Brief: Say how many lines of the entries below include "content", giving nothing but that number.

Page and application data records
________________
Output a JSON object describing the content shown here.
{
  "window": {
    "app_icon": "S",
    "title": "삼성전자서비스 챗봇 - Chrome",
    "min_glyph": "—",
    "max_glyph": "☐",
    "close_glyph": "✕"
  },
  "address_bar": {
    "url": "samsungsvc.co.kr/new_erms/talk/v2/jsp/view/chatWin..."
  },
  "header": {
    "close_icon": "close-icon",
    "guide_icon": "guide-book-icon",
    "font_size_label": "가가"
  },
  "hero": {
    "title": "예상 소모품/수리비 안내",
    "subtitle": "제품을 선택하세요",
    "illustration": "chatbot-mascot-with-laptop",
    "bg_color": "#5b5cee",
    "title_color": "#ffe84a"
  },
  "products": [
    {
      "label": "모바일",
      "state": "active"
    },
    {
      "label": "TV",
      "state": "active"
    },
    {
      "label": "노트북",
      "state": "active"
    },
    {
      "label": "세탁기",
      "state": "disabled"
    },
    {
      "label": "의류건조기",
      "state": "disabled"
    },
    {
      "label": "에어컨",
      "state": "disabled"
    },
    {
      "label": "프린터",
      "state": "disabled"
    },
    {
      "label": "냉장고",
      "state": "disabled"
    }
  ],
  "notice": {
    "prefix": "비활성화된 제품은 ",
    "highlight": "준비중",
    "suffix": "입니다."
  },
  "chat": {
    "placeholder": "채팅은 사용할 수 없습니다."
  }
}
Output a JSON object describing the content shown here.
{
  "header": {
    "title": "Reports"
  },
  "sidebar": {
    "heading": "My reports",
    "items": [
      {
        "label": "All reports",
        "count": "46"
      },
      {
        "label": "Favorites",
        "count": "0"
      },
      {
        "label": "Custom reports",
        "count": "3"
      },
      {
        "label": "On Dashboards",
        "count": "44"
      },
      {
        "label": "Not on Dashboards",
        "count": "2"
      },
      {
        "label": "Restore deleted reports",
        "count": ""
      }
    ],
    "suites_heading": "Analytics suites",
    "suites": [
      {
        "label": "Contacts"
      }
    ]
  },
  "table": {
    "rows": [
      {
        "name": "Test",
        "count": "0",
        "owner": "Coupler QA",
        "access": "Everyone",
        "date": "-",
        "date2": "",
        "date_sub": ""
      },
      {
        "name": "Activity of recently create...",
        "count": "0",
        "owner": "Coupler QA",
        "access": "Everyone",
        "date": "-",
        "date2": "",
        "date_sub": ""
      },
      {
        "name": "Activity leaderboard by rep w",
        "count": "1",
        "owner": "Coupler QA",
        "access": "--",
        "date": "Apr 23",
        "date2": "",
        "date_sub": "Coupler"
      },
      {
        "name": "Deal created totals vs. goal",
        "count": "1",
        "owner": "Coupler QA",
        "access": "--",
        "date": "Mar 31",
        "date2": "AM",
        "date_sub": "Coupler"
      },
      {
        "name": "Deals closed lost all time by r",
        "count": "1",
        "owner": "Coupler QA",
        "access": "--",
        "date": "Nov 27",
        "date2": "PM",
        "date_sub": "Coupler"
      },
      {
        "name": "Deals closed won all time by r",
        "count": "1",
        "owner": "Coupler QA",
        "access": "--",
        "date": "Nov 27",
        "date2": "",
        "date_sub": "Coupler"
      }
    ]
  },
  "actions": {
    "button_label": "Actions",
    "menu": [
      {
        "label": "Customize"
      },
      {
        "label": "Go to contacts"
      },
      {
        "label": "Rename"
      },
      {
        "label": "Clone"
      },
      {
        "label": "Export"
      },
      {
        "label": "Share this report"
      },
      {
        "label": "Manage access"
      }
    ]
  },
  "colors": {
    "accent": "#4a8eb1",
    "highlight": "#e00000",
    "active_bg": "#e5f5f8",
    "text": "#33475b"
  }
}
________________
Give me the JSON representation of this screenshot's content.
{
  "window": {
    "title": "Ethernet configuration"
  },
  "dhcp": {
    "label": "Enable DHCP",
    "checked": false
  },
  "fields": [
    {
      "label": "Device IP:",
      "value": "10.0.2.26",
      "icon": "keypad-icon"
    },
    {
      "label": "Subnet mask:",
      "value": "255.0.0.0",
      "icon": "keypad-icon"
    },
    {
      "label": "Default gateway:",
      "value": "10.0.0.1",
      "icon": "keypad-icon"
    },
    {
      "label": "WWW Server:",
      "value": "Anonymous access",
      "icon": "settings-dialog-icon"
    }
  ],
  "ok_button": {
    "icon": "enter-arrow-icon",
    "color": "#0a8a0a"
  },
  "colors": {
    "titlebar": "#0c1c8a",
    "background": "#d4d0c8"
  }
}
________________
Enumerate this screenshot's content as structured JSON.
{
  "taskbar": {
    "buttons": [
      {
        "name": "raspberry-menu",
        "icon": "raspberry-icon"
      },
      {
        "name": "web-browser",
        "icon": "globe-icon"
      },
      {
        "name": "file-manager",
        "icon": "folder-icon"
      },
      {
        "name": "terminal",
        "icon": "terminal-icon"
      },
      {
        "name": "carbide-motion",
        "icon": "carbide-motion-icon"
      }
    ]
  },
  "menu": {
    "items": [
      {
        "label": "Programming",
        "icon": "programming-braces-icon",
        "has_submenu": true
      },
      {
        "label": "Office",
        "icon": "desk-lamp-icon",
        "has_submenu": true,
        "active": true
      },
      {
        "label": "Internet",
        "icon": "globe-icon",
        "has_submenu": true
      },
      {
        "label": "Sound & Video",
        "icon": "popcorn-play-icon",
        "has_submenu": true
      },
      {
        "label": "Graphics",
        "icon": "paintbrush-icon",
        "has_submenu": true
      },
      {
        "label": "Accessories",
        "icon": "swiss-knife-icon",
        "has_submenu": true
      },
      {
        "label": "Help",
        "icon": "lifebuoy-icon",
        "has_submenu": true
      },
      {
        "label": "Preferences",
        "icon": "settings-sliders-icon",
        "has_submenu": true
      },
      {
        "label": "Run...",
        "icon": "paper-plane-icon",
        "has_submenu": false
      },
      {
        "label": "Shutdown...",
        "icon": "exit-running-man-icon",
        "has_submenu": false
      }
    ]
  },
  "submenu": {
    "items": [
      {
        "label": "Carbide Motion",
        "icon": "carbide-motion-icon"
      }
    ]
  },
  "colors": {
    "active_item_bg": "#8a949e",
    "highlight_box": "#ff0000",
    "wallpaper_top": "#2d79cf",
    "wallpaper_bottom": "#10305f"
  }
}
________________
Answer for the task: 4